1. Identify each of the following as either a chemical or a physical change.

You must give a reason for your answer.


a. Melting candle wax. _______________________________________________


b. Burning a candle. _________________________________________________


c. Tearing paper. ___________________________________________________


d. Burning paper. ___________________________________________________


e. Dissolving table salt. _______________________________________________


f. Mixing salt water and silver nitrate. _____________________________________


g. Cutting pieces of magnesium ribbon. ____________________________________


h. Mixing magnesium ribbon and HCl. _____________________________________


2. Describe two observations you might make when a physical change occurs.


3. Describe two observations you might make when a chemical change takes place.


Answers to Post-Lab Worksheet

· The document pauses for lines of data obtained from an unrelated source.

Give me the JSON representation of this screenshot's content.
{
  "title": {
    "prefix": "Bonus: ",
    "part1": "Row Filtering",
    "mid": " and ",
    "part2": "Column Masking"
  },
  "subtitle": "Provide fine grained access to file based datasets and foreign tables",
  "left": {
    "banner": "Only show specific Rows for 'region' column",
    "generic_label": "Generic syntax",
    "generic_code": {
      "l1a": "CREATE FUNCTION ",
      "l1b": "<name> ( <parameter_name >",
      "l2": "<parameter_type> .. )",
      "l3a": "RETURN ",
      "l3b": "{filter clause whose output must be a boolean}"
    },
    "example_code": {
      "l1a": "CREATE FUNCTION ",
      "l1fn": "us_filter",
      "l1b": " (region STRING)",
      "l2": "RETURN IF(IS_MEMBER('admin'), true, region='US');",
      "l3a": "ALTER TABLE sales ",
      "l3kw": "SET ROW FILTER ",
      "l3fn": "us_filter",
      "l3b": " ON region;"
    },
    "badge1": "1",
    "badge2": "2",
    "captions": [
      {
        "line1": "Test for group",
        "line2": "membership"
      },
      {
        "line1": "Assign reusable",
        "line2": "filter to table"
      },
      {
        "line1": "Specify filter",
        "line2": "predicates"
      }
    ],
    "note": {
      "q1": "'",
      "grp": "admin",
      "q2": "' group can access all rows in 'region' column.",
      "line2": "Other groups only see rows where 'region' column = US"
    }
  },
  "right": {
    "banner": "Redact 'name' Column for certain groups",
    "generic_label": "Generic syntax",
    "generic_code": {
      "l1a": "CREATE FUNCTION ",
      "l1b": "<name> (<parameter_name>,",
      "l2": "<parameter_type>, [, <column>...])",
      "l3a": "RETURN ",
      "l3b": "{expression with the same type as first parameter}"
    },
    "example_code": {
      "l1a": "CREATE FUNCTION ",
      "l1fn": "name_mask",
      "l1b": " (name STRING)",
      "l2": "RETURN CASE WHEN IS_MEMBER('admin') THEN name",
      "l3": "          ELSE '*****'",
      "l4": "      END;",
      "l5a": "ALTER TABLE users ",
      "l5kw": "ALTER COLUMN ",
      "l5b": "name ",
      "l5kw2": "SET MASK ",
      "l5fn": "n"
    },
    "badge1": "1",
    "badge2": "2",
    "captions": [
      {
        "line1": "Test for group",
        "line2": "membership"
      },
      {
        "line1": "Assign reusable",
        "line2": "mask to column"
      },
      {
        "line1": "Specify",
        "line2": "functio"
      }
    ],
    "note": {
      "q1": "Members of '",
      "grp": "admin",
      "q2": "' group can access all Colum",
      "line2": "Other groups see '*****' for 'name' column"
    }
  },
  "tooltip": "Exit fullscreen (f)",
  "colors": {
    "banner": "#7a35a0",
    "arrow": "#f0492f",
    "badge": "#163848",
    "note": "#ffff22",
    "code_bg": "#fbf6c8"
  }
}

a. Physical, wax just gets smaller.
b. Chemical, candle changes to new substance, gas given off, heat given off.
c. Physical, paper gets smaller.
d. Chemical, paper changes.
e. Physical, salt is still present, can verify by tasting and evaporating.
f. Chemical, a new substance formed.
g. Physical, ribbon is made into smaller pieces.
h. Chemical, new substance is produced and heat given off.
2. The original substances stay the same, no energy changes, no gas given off and no color change.
3. New substances are produced, heat given off, color change and a gas given off.